Climate change sceptic

Williams was the organiser, on behalf of the Future Cities Project, of a panel on climate change at the the Battle of Ideas festival at the at London's Royal College of Art, which was organised by the Institute of Ideas. "Williams, picked the panel, and he's on it too. The first article on Austin's reading list to accompany the debate mocks "climate change doom-mongers". Like the Government's chief scientist, Sir David King perhaps?

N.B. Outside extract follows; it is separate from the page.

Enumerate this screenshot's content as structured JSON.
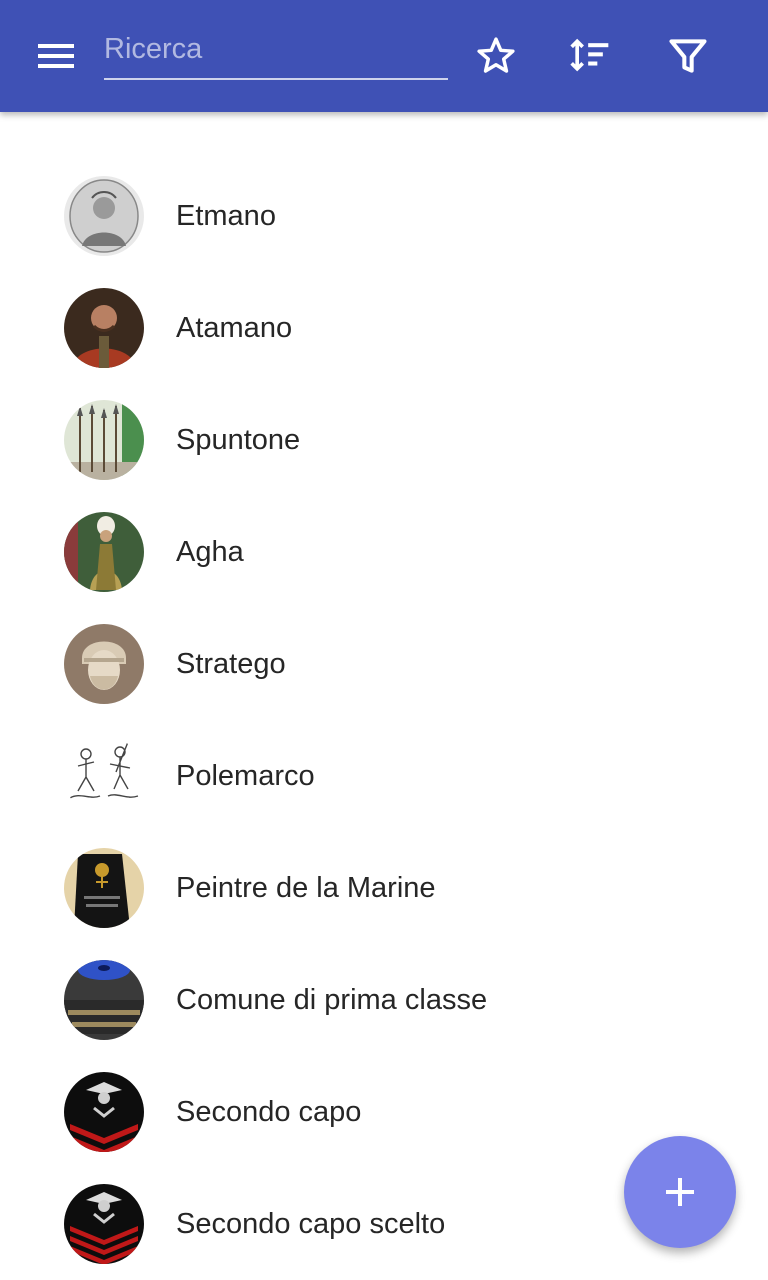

Williams himself adds a sarcastic self-penned piece reviewing a conference on renewable energy," the Press Gazette reported.[8]

Critic of sustainability

A promotional description of Williams's book, The Enemies of Progress: Dangers of Sustainability, stated that "this polemical book examines the concept of sustainability and presents a critical exploration of its all-pervasive influence on society, arguing that sustainability, manifested in several guises, represents a pernicious and corrosive doctrine that has survived primarily because there seems to be no alternative to its canon: in effect, its bi-partisan appeal has depressed critical engagement and neutered politics. It is a malign philosophy of misanthropy, low aspirations and restraint. This book argues for a destruction of the mantra of sustainability, removing its unthinking status as orthodoxy, and for the reinstatement of the notions of development, progress, experimentation and ambition in its place." The book features an endorsement by Frank Furedi.[1]

In the Guardian, John Vidal and David Adam wrote that "when you see the words 'progress' or 'reason' in a book title, you can bet it has been written by an extreme libertarian arguing for the right to pollute, or an ageing Living Marxism cell member - or both. So it is with The Enemies of Progress: The Dangers of Sustainability, a book by Austin Williams that argues, very roughly, that planning is bad, all development is good, and sod the lot of you. Judge for yourself how batty it is with this endorsement from former Sunday Telegraph editor Dominic Lawson: 'A much-needed diagnosis of the bleak anti-human pathology described as environmentalism'."[9]

Contact Details

45 St Lawrence Court,
De Beauvoir, London N1 5TP
Phone: +44 (0)7957 534 909
Website: http://www.futurecities.org.uk

Articles and resources

Related SourceWatch articles

References

  1. 1.0 1.1 "The Enemies of Progress", Imprint Academic, accessed July 2009.
  2. Dominic Hilton, "Dominic Hilton's account of the NCF Event: Good, Bad or Ugly? Children of the Revolution on December 5, 2007", The New Culture Forum, December 2007.
  3. "Search results: Austin Williams", Spiked Online, accessed July 2009.
  4. "At a glance", The Future Cities Project, accessed July 2009. (Scroll down to the "Battle of Ideas" section"). Notes: this web page was from 2006 and sections of it appear to have been hacked.
  5. "Reducing cities to a statistical sprawl", Spiked Online, July 26, 2007.
  6. "The Human Footprint – has civilization gone too far?", The NY Salon, February 13, 2007.
  7. "Speakers: Austin Williams", Intersections, October 2007.
  8. "The Battle of Ideas: It’s a twisted old battlefield", Press Gazette, November 3, 2006.
  9. John Vidal and David Adam, "Seeing red over green", The Guardian May 21, 2008.

External resources

External articles

Articles by Williams